[BRIEF]:
When you copy the records, keep every word exact and leave the pictures out.
Top of LISTED ENTRIES
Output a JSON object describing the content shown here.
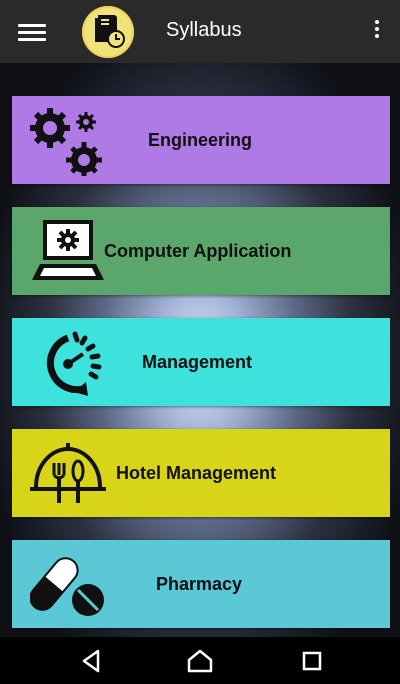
{
  "appbar": {
    "title": "Syllabus",
    "menu_icon": "hamburger-menu-icon",
    "more_icon": "overflow-dots-icon",
    "logo_icon": "syllabus-book-clock-logo"
  },
  "courses": [
    {
      "label": "Engineering",
      "icon": "gears-icon",
      "color": "#b07ae6"
    },
    {
      "label": "Computer Application",
      "icon": "laptop-gear-icon",
      "color": "#5aa66b"
    },
    {
      "label": "Management",
      "icon": "speedometer-icon",
      "color": "#3de2dd"
    },
    {
      "label": "Hotel Management",
      "icon": "fork-knife-dome-icon",
      "color": "#d8d418"
    },
    {
      "label": "Pharmacy",
      "icon": "pills-icon",
      "color": "#5bc8d6"
    }
  ],
  "navbar": {
    "back_icon": "back-triangle-icon",
    "home_icon": "home-icon",
    "recents_icon": "recents-square-icon"
  }
}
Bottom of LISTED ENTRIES
[EXPECTED ANSWER]:
Output a JSON object describing the content shown here.
{
  "appbar": {
    "title": "Syllabus",
    "menu_icon": "hamburger-menu-icon",
    "more_icon": "overflow-dots-icon",
    "logo_icon": "syllabus-book-clock-logo"
  },
  "courses": [
    {
      "label": "Engineering",
      "icon": "gears-icon",
      "color": "#b07ae6"
    },
    {
      "label": "Computer Application",
      "icon": "laptop-gear-icon",
      "color": "#5aa66b"
    },
    {
      "label": "Management",
      "icon": "speedometer-icon",
      "color": "#3de2dd"
    },
    {
      "label": "Hotel Management",
      "icon": "fork-knife-dome-icon",
      "color": "#d8d418"
    },
    {
      "label": "Pharmacy",
      "icon": "pills-icon",
      "color": "#5bc8d6"
    }
  ],
  "navbar": {
    "back_icon": "back-triangle-icon",
    "home_icon": "home-icon",
    "recents_icon": "recents-square-icon"
  }
}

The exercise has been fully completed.